Favorite Player of Day One?
Kate: Campbell, easily. He’s someone I had an eye on ever since I read an article about how much of a data nerd he is, and listening to this interview with him only deepened my appreciation for him as a player and a person. I actually think all three of these players might have more upside than people think: Kirby I think has the possibility to build his fastball velo with a strength and conditioning program, and Campbell and Williamson both had injuries cloud their performances. Campbell especially seems like he’ll take to the data-driven approach the Mariners favor.
Grant: Well, Campbell was described by Zach as a mix of me (thanks to his nerdy love of data) and John (the guy “loved to play games like ‘name the mascot,’ and his friends really didn’t want to play with him” which sounds like every single time I talk with John). So that’s the easy pick. But I’m quickly coming around on George Kirby, especially if he ends up signing below the slot value of the #20 selection. The guy dominated in high school with a 0.32 ERA, but wasn’t selected until the 32nd round and went to a small university not known for a powerhouse baseball program. He flashed some stuff his freshman year before making massive strides in each of the last two years (sub-3 ERA and more than a strikeout an inning in each campaign). I love every bit of that.
John: I see Grant is ignoring Campbell’s affinity for geography trivia as well, hmph.
Grant: I didn’t want to capitalize on that! (Get it?)
John: I am filled with disdain for you, and do think Kirby is getting some short shrift, but thankfully I have enthusiasm in spades for Campbell as well. With respect to Brandon Williamson, who I saw pitch just once this year and was nonplussed, the complete profile Campbell brings is one that excites. Mid-90s velocity, the frame to back it up, a data-friendly personality and a great attitude? Sign me up, and also count me as a Arkansas Razorbacks fan when they take on Ole Miss (with Campbell almost assuredly on the hill) this Friday.

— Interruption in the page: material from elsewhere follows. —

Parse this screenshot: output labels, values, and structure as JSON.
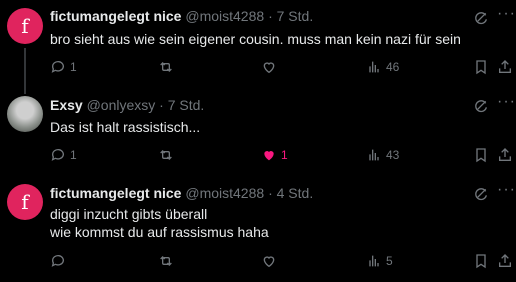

Expectations for Day Two?
Grant: I can’t claim to be a prospect expert (though I’ve certainly been helped immensely by all of the work on this here site). But when I see the Mariners take three straight players out of college, including a guy who’s a redshirt junior (Campbell) and another who some see as a bit of an overdraft (Williamson), I assume at least two of them will likely come in under slot value. I hope — and, really, expect — the M’s will find at least one high schooler and offer him above slot on Day Two, ideally somewhere in the $1 million bonus range.
Kate: Agreed. I’m happy to have shored up the disastrous organizational pitching with some relatively safe options, but I’d like to see a high-ceiling pick, and a few position players, specifically middle infielders or third basemen.
Grant: That said, it’d be great if the M’s kept their toes dipped in the college ranks and went for another of Kate’s favorites, Jordan Brewer. Only a year ago, the Mariners opted for a late-blooming outfielder with high character in Josh Stowers; even though they dealt him last offseason in a swap that produced Shed Long, I would love to see Brewer join the org as a prospect in that mold, albeit much more raw.
Kate: I’m afraid Isaiah Campbell might have stolen Jordan Brewer’s spot, which crushes me, but if he can somehow make it through the next 18 picks, I absolutely want them to pull the trigger on him, then buy some prepsters out of their college commits with the savings from taking four straight college players.
John: There are a few guys I really like still out there. 3B Drew Mendoza from Florida State fits the college bat mold but still brings size and projectability. SS Brennan Milone (not RHP Brennan Malone) and SS Michael Curialle are also out there if Seattle is still interested in a prep infielder as they were frequently rumored to be this year. There’s also a sea of prep arms who would certainly make sense, though with three arms day one my perpetual stress about the future of the pitching staff has been slightly appeased.